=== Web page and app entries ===
┌──

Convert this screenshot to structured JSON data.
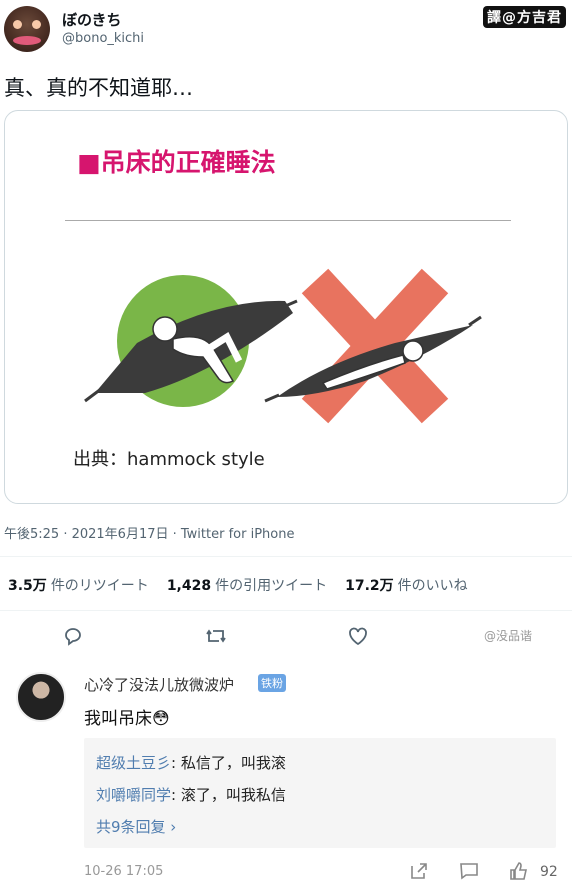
{
  "tweet": {
    "display_name": "ぼのきち",
    "handle": "@bono_kichi",
    "text": "真、真的不知道耶…",
    "meta": "午後5:25 · 2021年6月17日 · Twitter for iPhone",
    "translator_credit": "譯@方吉君",
    "card": {
      "title": "■吊床的正確睡法",
      "source": "出典：hammock style"
    },
    "stats": [
      {
        "value": "3.5万",
        "label": "件のリツイート"
      },
      {
        "value": "1,428",
        "label": "件の引用ツイート"
      },
      {
        "value": "17.2万",
        "label": "件のいいね"
      }
    ],
    "actions": [
      "reply-icon",
      "retweet-icon",
      "like-icon"
    ],
    "weibo_watermark": "@没品谐"
  },
  "comment": {
    "user": "心冷了没法儿放微波炉",
    "badge": "铁粉",
    "text": "我叫吊床😳",
    "replies": [
      {
        "user": "超级土豆彡",
        "text": ": 私信了，叫我滚"
      },
      {
        "user": "刘嚼嚼同学",
        "text": ": 滚了，叫我私信"
      }
    ],
    "more": "共9条回复 ›",
    "time": "10-26 17:05",
    "likes": "92"
  },
  "colors": {
    "title": "#d6156e",
    "link": "#507daf",
    "ok_circle": "#7ab648",
    "ng_cross": "#e8735f"
  }
}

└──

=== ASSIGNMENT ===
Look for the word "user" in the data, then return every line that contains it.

=== EXERCISE RESULT ===
    "user": "心冷了没法儿放微波炉",
        "user": "超级土豆彡",
        "user": "刘嚼嚼同学",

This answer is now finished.